Naturalism has had a deep and spirited influence on the anthropology of religion. I will explore this influence, particularly naturalism's connection to the goal of studying religion scientifically. While naturalism has been central to anthropology's scientific aspirations, at least since Tylor and Frazer, I argue that it has not been an essential factor in what success we have had at developing a science of religion. I begin by reviewing the varied ways naturalism can influence the study of religion. Not surprisingly, its impact has been greater at the more theoretical levels. I will also consider other aspects of how the field has understood itself to be scientific, including the goals of objectivity and generalization, the emphasis on religion's function as a human institution, and the field's long-standing evolutionary orientation, from early ``laws of development'' to Guthrie's recent selectionist arguments.

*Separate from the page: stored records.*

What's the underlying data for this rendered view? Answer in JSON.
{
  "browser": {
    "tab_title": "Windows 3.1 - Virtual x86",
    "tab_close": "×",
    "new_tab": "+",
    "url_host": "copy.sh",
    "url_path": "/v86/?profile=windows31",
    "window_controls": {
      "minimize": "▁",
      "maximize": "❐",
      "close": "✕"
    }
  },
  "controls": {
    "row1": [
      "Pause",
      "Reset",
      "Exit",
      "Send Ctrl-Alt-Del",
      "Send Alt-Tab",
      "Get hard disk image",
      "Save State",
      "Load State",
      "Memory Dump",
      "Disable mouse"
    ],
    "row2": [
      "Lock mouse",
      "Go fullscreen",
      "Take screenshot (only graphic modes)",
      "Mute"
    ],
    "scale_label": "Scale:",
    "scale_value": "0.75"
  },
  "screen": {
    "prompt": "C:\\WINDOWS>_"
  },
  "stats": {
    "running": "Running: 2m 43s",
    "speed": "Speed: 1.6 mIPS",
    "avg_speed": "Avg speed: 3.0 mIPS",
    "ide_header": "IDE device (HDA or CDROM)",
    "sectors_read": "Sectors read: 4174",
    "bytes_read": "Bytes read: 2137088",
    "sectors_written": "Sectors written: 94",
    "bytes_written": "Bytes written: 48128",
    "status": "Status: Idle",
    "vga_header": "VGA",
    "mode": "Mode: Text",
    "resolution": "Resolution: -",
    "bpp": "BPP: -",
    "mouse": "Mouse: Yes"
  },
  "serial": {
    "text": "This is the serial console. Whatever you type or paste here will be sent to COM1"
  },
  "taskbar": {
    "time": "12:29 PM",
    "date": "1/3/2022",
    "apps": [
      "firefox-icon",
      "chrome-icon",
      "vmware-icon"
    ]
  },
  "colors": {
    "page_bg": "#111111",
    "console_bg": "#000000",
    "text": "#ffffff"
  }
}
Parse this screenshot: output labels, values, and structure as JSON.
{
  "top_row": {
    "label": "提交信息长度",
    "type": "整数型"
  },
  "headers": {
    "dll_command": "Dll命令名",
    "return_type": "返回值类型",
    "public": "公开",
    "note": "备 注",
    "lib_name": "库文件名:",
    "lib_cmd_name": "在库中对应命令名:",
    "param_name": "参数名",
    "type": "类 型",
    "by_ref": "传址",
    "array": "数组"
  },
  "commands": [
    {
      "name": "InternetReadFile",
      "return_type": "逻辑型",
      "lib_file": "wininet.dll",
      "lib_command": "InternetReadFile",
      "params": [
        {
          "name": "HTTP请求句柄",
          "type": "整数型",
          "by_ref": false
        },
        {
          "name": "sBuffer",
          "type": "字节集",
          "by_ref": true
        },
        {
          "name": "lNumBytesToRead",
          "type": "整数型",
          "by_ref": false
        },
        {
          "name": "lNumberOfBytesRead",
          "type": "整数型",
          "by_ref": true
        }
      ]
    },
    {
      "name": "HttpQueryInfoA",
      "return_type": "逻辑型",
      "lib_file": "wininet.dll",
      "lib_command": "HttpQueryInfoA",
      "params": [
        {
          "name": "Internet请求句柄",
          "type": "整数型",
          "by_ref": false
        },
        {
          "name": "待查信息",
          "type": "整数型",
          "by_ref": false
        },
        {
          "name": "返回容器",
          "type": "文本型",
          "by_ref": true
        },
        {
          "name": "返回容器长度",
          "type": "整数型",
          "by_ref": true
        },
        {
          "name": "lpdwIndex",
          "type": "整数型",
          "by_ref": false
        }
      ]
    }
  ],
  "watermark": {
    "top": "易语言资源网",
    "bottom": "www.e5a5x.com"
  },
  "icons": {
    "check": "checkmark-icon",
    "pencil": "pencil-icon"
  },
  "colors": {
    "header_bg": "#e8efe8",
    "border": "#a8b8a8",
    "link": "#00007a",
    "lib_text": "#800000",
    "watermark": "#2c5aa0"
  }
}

For many questions we can meet these and other relevant criteria for science without presupposing naturalism. Thus for the most part we need not choose between Johnson's options of methodological naturalism vs. theistic realism. But not all aspects of religion can be studied this way. Of particular interest in light of Johnson's work is the question of origins. This is one area not easily explored without explicit prior commitment to either a naturalistic or a theistic viewpoint. This raises further questions. Would there be any more justification for calling our study scientific if we chose the naturalistic over the theistic presupposition? Would studying religion as a natural human response to imagined spirits be more scientific than studying religion as a response to real spirits? Polkinghorne observes that the great success of science is purchased by the modesty of its ambition. How we resolve these issues will depend somewhat on our definitions (of naturalism, of science, and of origins), but it may be that whether we begin with naturalism or with theism, any but the most limited study of the origin of religion will move us beyond these modest ambitions.

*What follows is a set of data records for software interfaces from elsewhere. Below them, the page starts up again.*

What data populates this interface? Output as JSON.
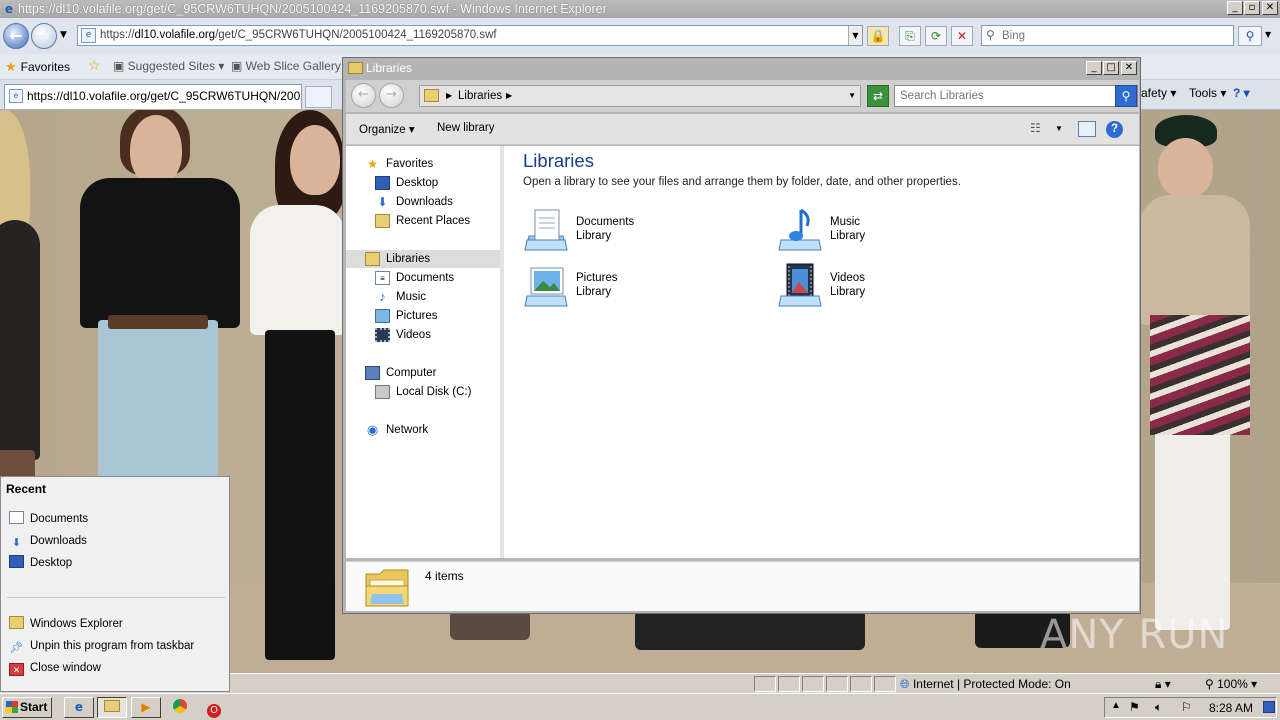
{
  "ie": {
    "title": "https://dl10.volafile.org/get/C_95CRW6TUHQN/2005100424_1169205870.swf - Windows Internet Explorer",
    "url_prefix": "https://",
    "url_host": "dl10.volafile.org",
    "url_path": "/get/C_95CRW6TUHQN/2005100424_1169205870.swf",
    "search_placeholder": "Bing",
    "favorites_label": "Favorites",
    "fav_links": [
      "Suggested Sites",
      "Web Slice Gallery"
    ],
    "tab_title": "https://dl10.volafile.org/get/C_95CRW6TUHQN/2005...",
    "commands": {
      "safety": "afety",
      "tools": "Tools"
    },
    "status": {
      "zone": "Internet | Protected Mode: On",
      "zoom": "100%"
    }
  },
  "explorer": {
    "title": "Libraries",
    "breadcrumb": "Libraries",
    "search_placeholder": "Search Libraries",
    "toolbar": {
      "organize": "Organize",
      "new_library": "New library"
    },
    "nav": {
      "favorites": "Favorites",
      "favorites_items": [
        "Desktop",
        "Downloads",
        "Recent Places"
      ],
      "libraries": "Libraries",
      "libraries_items": [
        "Documents",
        "Music",
        "Pictures",
        "Videos"
      ],
      "computer": "Computer",
      "computer_items": [
        "Local Disk (C:)"
      ],
      "network": "Network"
    },
    "heading": "Libraries",
    "description": "Open a library to see your files and arrange them by folder, date, and other properties.",
    "libraries": [
      {
        "name": "Documents",
        "sub": "Library",
        "icon": "documents-icon"
      },
      {
        "name": "Music",
        "sub": "Library",
        "icon": "music-icon"
      },
      {
        "name": "Pictures",
        "sub": "Library",
        "icon": "pictures-icon"
      },
      {
        "name": "Videos",
        "sub": "Library",
        "icon": "videos-icon"
      }
    ],
    "item_count": "4 items"
  },
  "jumplist": {
    "recent_header": "Recent",
    "recent": [
      "Documents",
      "Downloads",
      "Desktop"
    ],
    "tasks": [
      "Windows Explorer",
      "Unpin this program from taskbar",
      "Close window"
    ]
  },
  "taskbar": {
    "start": "Start",
    "clock": "8:28 AM"
  },
  "watermark": "ANY RUN",
  "colors": {
    "heading": "#1a3e8c",
    "selection": "#dcdcdc",
    "accent": "#2e6bd1"
  }
}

This case provides a useful counterpoint to examples from natural science. First, the study of religion in anthropology need not be scientific. Indeed, many anthropologists are, like Geertz, strongly situated in the humanities. Consequently, those who seek a science of religion do so more explicitly than, say, biologists, whose work is generally presumed to be science. In addition, the subject matter itself forces us to consider the implications of our presuppositions in ways other subjects do not. There is, for example, some irony in a naturalistic approach to the one aspect of culture specifically concerned with the supernatural. Yet theists also face interesting consequences, for whatever they say about all religion must necessarily apply to their own. Thus the nature of the subject also helps reveal the extent to which a question is or is not dependent on philosophical perspective.
Copyright © Paul K. Wason